The unconventional gas well fee of Act 13 (“impact fee”) sparked heated discussion.
Under Section 2302 of Act 13, the governing body of a county may elect to impose a fee on each individual unconventional gas well drilled (or “spudded”) in the county. The oil and gas industry considers the techniques used to extract shale gas, including hydraulic fracturing (“fracking”) to be unconventional. Thus, counties can impose the fee on most Marcellus Shale wells drilled in Pennsylvania.
An impact fee requires an oil and gas operator to pay a flat rate on each unconventional well drilled. The initial fee is determined based on a formula that includes the year that the well was drilled and the average annual price for natural gas in that calendar year. The fee is highest in the well’s initial year of operation, and decreases at a specific rate each year for the next fifteen years. The impact fee [PDF] for unconventional wells drilled in 2013 was $50,000.
The Pennsylvania Public Utility Commission (“PUC”) manages the collection and distribution of impact fees to participating counties. To participate, counties must have an unconventional well within its borders. Counties were also required to formally impose an impact fee by ordinance within 60 days of the effective date of Act 13. Without an ordinance in favor of impact fees, a county is prohibited from receiving funds from the collected fees.
Although some municipalities feared that they would not receive adequate funds from the PUC if they participated in the program, the impact fee generated $630 million between 2011-2013. Portions of the funds have been disseminated [PDF] as grants for programs that help convert vehicle fleets from gasoline to natural gas. Analysis [PDF] of the impact fee suggests that, although it generates less revenue than states that have imposed a severance tax, the amount distributed to municipalities has thus far been adequate to manage increased local government costs.
During the 2014 election campaign, gubernatorial candidates Tom Corbett and Tom Wolf debated the possibility of a severance tax to make up a $1.5 billion shortfall in the state budget. Corbett was opposed, while Wolf considered it a possibility.
Wolf won the election, and publicly proposed a severance tax on February 11, 2015. Wolf’s suggested tax would include a 5% tax on the value of natural gas at the wellhead, and an additional 4.7 cents per thousand cubic feet pulled out of the ground. The 4.7 cents would be used to hedge against wild fluctuations in natural gas prices. This severance tax would replace the impact fee, and most of the proceeds of the tax would go into Pennsylvania’s public education system – although an exact formula for distribution has not yet been developed.

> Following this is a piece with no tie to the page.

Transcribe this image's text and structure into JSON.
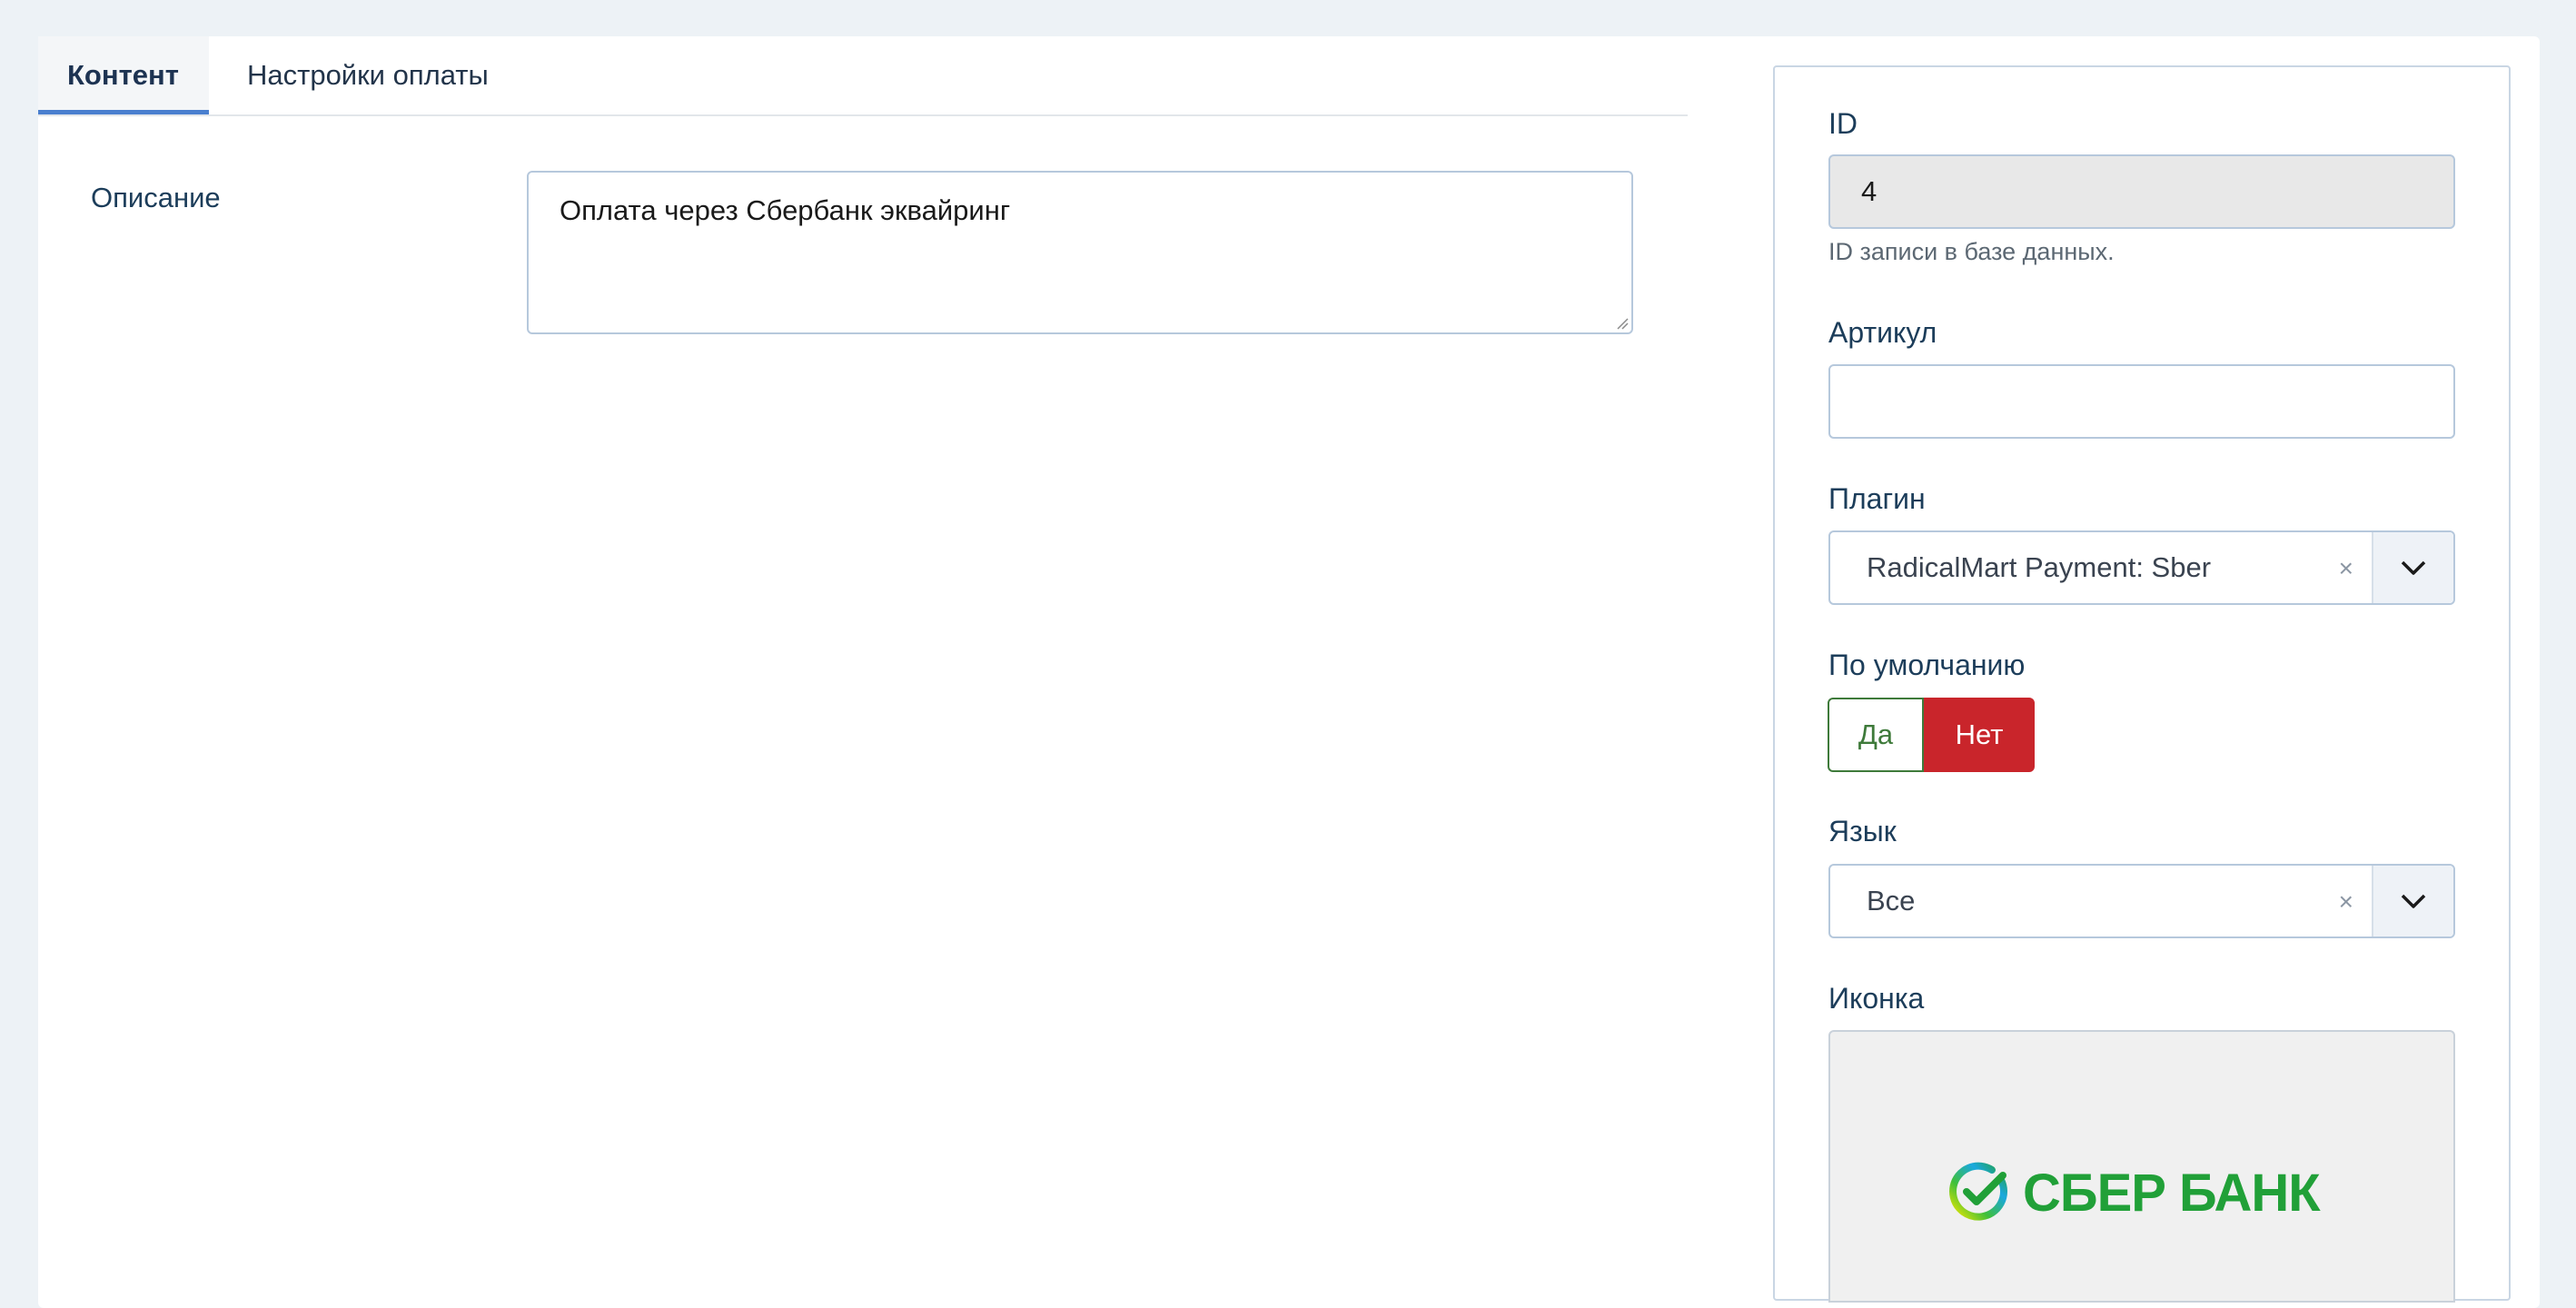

Voices for the oil and gas industry opposed the severance tax when it was first proposed during the campaign, claiming that the cost of the tax would be passed along to consumers and could negatively affect job creation in the region. Current concerns question whether the tax would be distributed back to regions which experience the largest impact from drilling, or whether the funds would be sent to cities like Harrisburg, Pittsburgh and Philadelphia.